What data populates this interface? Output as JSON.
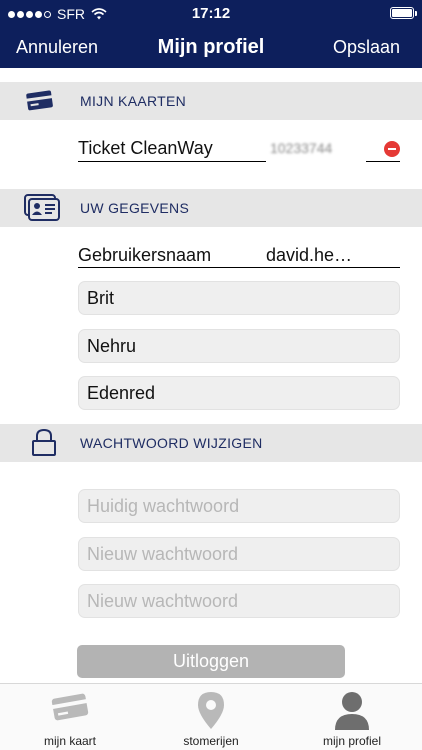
{
  "status_bar": {
    "carrier": "SFR",
    "time": "17:12"
  },
  "nav": {
    "cancel_label": "Annuleren",
    "title": "Mijn profiel",
    "save_label": "Opslaan"
  },
  "sections": {
    "cards": {
      "header": "MIJN KAARTEN",
      "icon": "credit-card-icon"
    },
    "details": {
      "header": "UW GEGEVENS",
      "icon": "id-card-icon"
    },
    "password": {
      "header": "WACHTWOORD WIJZIGEN",
      "icon": "lock-icon"
    }
  },
  "cards": [
    {
      "name": "Ticket CleanWay",
      "number": "10233744"
    }
  ],
  "details": {
    "username_label": "Gebruikersnaam",
    "username_value": "david.he…",
    "first_name": "Brit",
    "last_name": "Nehru",
    "company": "Edenred"
  },
  "password": {
    "current_placeholder": "Huidig wachtwoord",
    "new_placeholder": "Nieuw wachtwoord",
    "confirm_placeholder": "Nieuw wachtwoord"
  },
  "logout_label": "Uitloggen",
  "tabs": [
    {
      "label": "mijn kaart",
      "icon": "card-icon",
      "active": false
    },
    {
      "label": "stomerijen",
      "icon": "map-pin-icon",
      "active": false
    },
    {
      "label": "mijn profiel",
      "icon": "user-icon",
      "active": true
    }
  ],
  "colors": {
    "brand": "#0d1f5c",
    "header_bg": "#e6e6e6",
    "remove": "#e53935"
  }
}
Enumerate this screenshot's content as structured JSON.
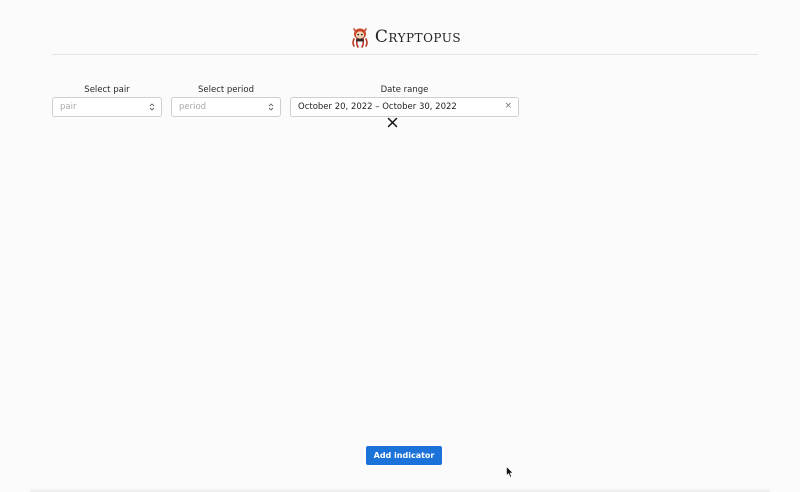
{
  "header": {
    "brand_name": "Cryptopus",
    "logo_icon": "octopus-logo-icon"
  },
  "filters": {
    "pair": {
      "label": "Select pair",
      "placeholder": "pair"
    },
    "period": {
      "label": "Select period",
      "placeholder": "period"
    },
    "date_range": {
      "label": "Date range",
      "value": "October 20, 2022 – October 30, 2022",
      "clear_glyph": "×"
    }
  },
  "actions": {
    "add_indicator_label": "Add indicator"
  },
  "colors": {
    "primary_button": "#1b73d9",
    "background": "#fbfbfb",
    "border": "#cfcfcf"
  }
}
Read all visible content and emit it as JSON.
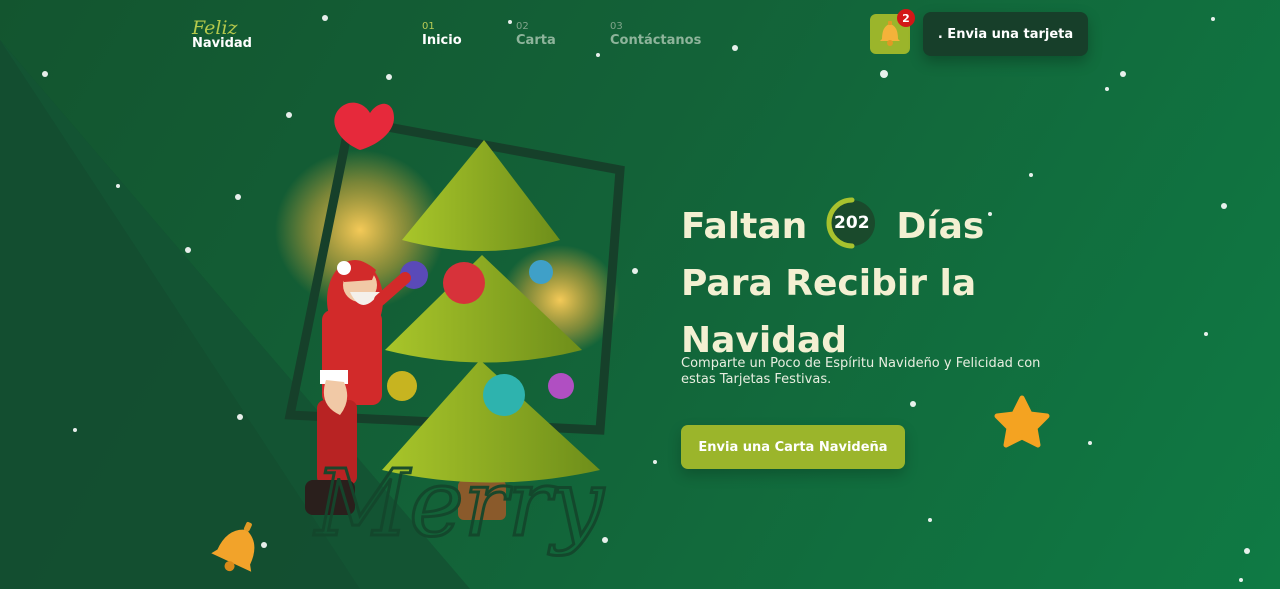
{
  "logo": {
    "script": "Feliz",
    "main": "Navidad"
  },
  "nav": [
    {
      "num": "01",
      "label": "Inicio"
    },
    {
      "num": "02",
      "label": "Carta"
    },
    {
      "num": "03",
      "label": "Contáctanos"
    }
  ],
  "notifications": {
    "count": "2",
    "icon": "bell-icon"
  },
  "header": {
    "cta_label": ". Envia una tarjeta"
  },
  "hero": {
    "title_word1": "Faltan",
    "days": "202",
    "title_word2": "Días",
    "title_line2": "Para Recibir la",
    "title_line3": "Navidad",
    "subtitle": "Comparte un Poco de Espíritu Navideño y Felicidad con estas Tarjetas Festivas.",
    "cta_label": "Envia una Carta Navideña"
  },
  "illustration": {
    "merry_text": "Merry"
  },
  "colors": {
    "accent": "#9bb52b",
    "dark": "#173f2a",
    "title": "#f3f0d2",
    "badge": "#d31717"
  }
}
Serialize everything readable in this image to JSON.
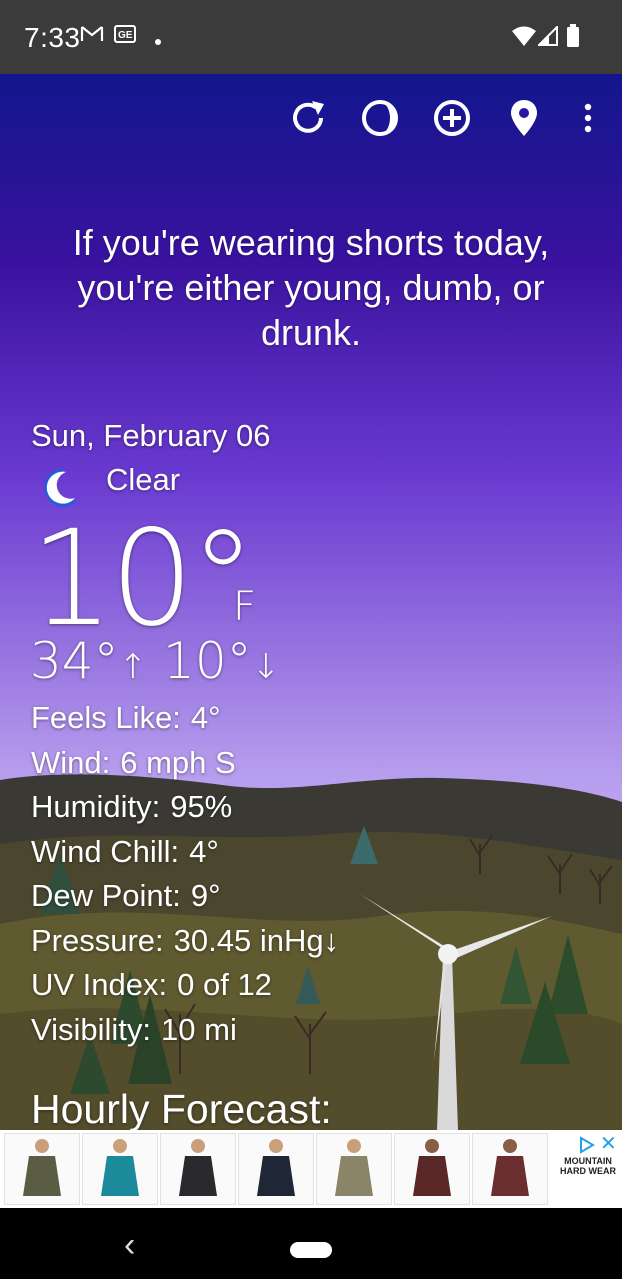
{
  "status_bar": {
    "time": "7:33",
    "icons": [
      "gmail-icon",
      "news-icon",
      "dot-icon",
      "wifi-icon",
      "signal-icon",
      "battery-icon"
    ]
  },
  "toolbar": {
    "buttons": [
      "refresh-icon",
      "theme-icon",
      "add-icon",
      "location-icon",
      "more-icon"
    ]
  },
  "quote": "If you're wearing shorts today, you're either young, dumb, or drunk.",
  "weather": {
    "date": "Sun, February 06",
    "condition": "Clear",
    "condition_icon": "moon-icon",
    "temperature": "10°",
    "unit": "F",
    "high": "34°",
    "low": "10°",
    "up_arrow": "↑",
    "down_arrow": "↓",
    "details": [
      {
        "label": "Feels Like:",
        "value": "4°"
      },
      {
        "label": "Wind:",
        "value": "6 mph S"
      },
      {
        "label": "Humidity:",
        "value": "95%"
      },
      {
        "label": "Wind Chill:",
        "value": "4°"
      },
      {
        "label": "Dew Point:",
        "value": "9°"
      },
      {
        "label": "Pressure:",
        "value": "30.45 inHg↓"
      },
      {
        "label": "UV Index:",
        "value": "0 of 12"
      },
      {
        "label": "Visibility:",
        "value": "10 mi"
      }
    ]
  },
  "hourly_title": "Hourly Forecast:",
  "ad": {
    "jacket_colors": [
      "#5a5c44",
      "#1b8a9a",
      "#2a2a2e",
      "#1f2736",
      "#8a8468",
      "#5a2826",
      "#6a2e2e"
    ],
    "brand": "MOUNTAIN HARD WEAR",
    "close": "✕"
  },
  "nav": {
    "back": "‹"
  },
  "colors": {
    "sky_top": "#12168d",
    "sky_bottom": "#c1a8f0",
    "hill": "#3b3934",
    "grass": "#5f5a30"
  }
}
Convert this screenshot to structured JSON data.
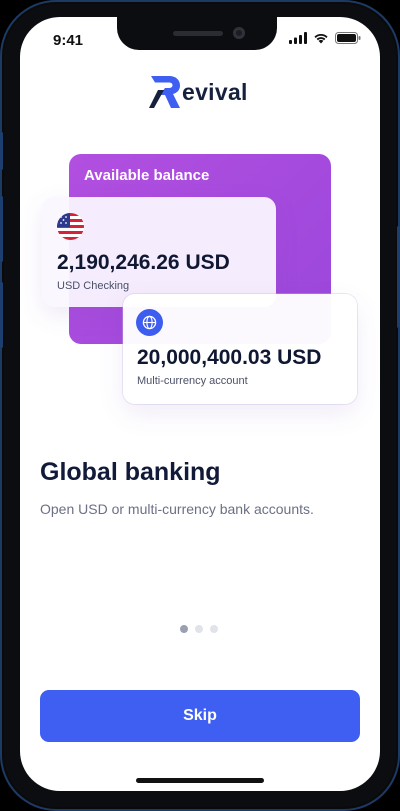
{
  "status_bar": {
    "time": "9:41"
  },
  "brand": {
    "name": "evival",
    "accent_color": "#3e5ff2",
    "text_color": "#16213e"
  },
  "cards": {
    "balance_label": "Available balance",
    "usd": {
      "flag_icon": "us-flag-icon",
      "amount": "2,190,246.26 USD",
      "subtitle": "USD Checking"
    },
    "multi": {
      "icon": "globe-icon",
      "amount": "20,000,400.03 USD",
      "subtitle": "Multi-currency account"
    }
  },
  "onboarding": {
    "title": "Global banking",
    "description": "Open USD or multi-currency bank accounts.",
    "page_count": 3,
    "active_page": 1
  },
  "actions": {
    "skip_label": "Skip"
  },
  "colors": {
    "purple_card": "#a94cdd",
    "button": "#3e5ff2"
  }
}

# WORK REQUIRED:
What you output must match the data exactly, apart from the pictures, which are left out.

# TASK ANSWER:
What data populates this interface? Output as JSON.
{
  "status_bar": {
    "carrier": "SFR",
    "time": "17:12"
  },
  "nav": {
    "cancel_label": "Annuleren",
    "title": "Mijn profiel",
    "save_label": "Opslaan"
  },
  "sections": {
    "cards": {
      "header": "MIJN KAARTEN",
      "icon": "credit-card-icon"
    },
    "details": {
      "header": "UW GEGEVENS",
      "icon": "id-card-icon"
    },
    "password": {
      "header": "WACHTWOORD WIJZIGEN",
      "icon": "lock-icon"
    }
  },
  "cards": [
    {
      "name": "Ticket CleanWay",
      "number": "10233744"
    }
  ],
  "details": {
    "username_label": "Gebruikersnaam",
    "username_value": "david.he…",
    "first_name": "Brit",
    "last_name": "Nehru",
    "company": "Edenred"
  },
  "password": {
    "current_placeholder": "Huidig wachtwoord",
    "new_placeholder": "Nieuw wachtwoord",
    "confirm_placeholder": "Nieuw wachtwoord"
  },
  "logout_label": "Uitloggen",
  "tabs": [
    {
      "label": "mijn kaart",
      "icon": "card-icon",
      "active": false
    },
    {
      "label": "stomerijen",
      "icon": "map-pin-icon",
      "active": false
    },
    {
      "label": "mijn profiel",
      "icon": "user-icon",
      "active": true
    }
  ],
  "colors": {
    "brand": "#0d1f5c",
    "header_bg": "#e6e6e6",
    "remove": "#e53935"
  }
}
Enumerate this screenshot's content as structured JSON.
{
  "header": {
    "brand_name": "Cryptopus",
    "logo_icon": "octopus-logo-icon"
  },
  "filters": {
    "pair": {
      "label": "Select pair",
      "placeholder": "pair"
    },
    "period": {
      "label": "Select period",
      "placeholder": "period"
    },
    "date_range": {
      "label": "Date range",
      "value": "October 20, 2022 – October 30, 2022",
      "clear_glyph": "×"
    }
  },
  "actions": {
    "add_indicator_label": "Add indicator"
  },
  "colors": {
    "primary_button": "#1b73d9",
    "background": "#fbfbfb",
    "border": "#cfcfcf"
  }
}
Read all visible content and emit it as JSON.
{
  "logo": {
    "script": "Feliz",
    "main": "Navidad"
  },
  "nav": [
    {
      "num": "01",
      "label": "Inicio"
    },
    {
      "num": "02",
      "label": "Carta"
    },
    {
      "num": "03",
      "label": "Contáctanos"
    }
  ],
  "notifications": {
    "count": "2",
    "icon": "bell-icon"
  },
  "header": {
    "cta_label": ". Envia una tarjeta"
  },
  "hero": {
    "title_word1": "Faltan",
    "days": "202",
    "title_word2": "Días",
    "title_line2": "Para Recibir la",
    "title_line3": "Navidad",
    "subtitle": "Comparte un Poco de Espíritu Navideño y Felicidad con estas Tarjetas Festivas.",
    "cta_label": "Envia una Carta Navideña"
  },
  "illustration": {
    "merry_text": "Merry"
  },
  "colors": {
    "accent": "#9bb52b",
    "dark": "#173f2a",
    "title": "#f3f0d2",
    "badge": "#d31717"
  }
}
Serialize everything readable in this image to JSON.
{
  "status_bar": {
    "time": "7:33",
    "icons": [
      "gmail-icon",
      "news-icon",
      "dot-icon",
      "wifi-icon",
      "signal-icon",
      "battery-icon"
    ]
  },
  "toolbar": {
    "buttons": [
      "refresh-icon",
      "theme-icon",
      "add-icon",
      "location-icon",
      "more-icon"
    ]
  },
  "quote": "If you're wearing shorts today, you're either young, dumb, or drunk.",
  "weather": {
    "date": "Sun, February 06",
    "condition": "Clear",
    "condition_icon": "moon-icon",
    "temperature": "10°",
    "unit": "F",
    "high": "34°",
    "low": "10°",
    "up_arrow": "↑",
    "down_arrow": "↓",
    "details": [
      {
        "label": "Feels Like:",
        "value": "4°"
      },
      {
        "label": "Wind:",
        "value": "6 mph S"
      },
      {
        "label": "Humidity:",
        "value": "95%"
      },
      {
        "label": "Wind Chill:",
        "value": "4°"
      },
      {
        "label": "Dew Point:",
        "value": "9°"
      },
      {
        "label": "Pressure:",
        "value": "30.45 inHg↓"
      },
      {
        "label": "UV Index:",
        "value": "0 of 12"
      },
      {
        "label": "Visibility:",
        "value": "10 mi"
      }
    ]
  },
  "hourly_title": "Hourly Forecast:",
  "ad": {
    "jacket_colors": [
      "#5a5c44",
      "#1b8a9a",
      "#2a2a2e",
      "#1f2736",
      "#8a8468",
      "#5a2826",
      "#6a2e2e"
    ],
    "brand": "MOUNTAIN HARD WEAR",
    "close": "✕"
  },
  "nav": {
    "back": "‹"
  },
  "colors": {
    "sky_top": "#12168d",
    "sky_bottom": "#c1a8f0",
    "hill": "#3b3934",
    "grass": "#5f5a30"
  }
}
Convert this screenshot to structured JSON data.
{
  "status_bar": {
    "time": "9:41"
  },
  "brand": {
    "name": "evival",
    "accent_color": "#3e5ff2",
    "text_color": "#16213e"
  },
  "cards": {
    "balance_label": "Available balance",
    "usd": {
      "flag_icon": "us-flag-icon",
      "amount": "2,190,246.26 USD",
      "subtitle": "USD Checking"
    },
    "multi": {
      "icon": "globe-icon",
      "amount": "20,000,400.03 USD",
      "subtitle": "Multi-currency account"
    }
  },
  "onboarding": {
    "title": "Global banking",
    "description": "Open USD or multi-currency bank accounts.",
    "page_count": 3,
    "active_page": 1
  },
  "actions": {
    "skip_label": "Skip"
  },
  "colors": {
    "purple_card": "#a94cdd",
    "button": "#3e5ff2"
  }
}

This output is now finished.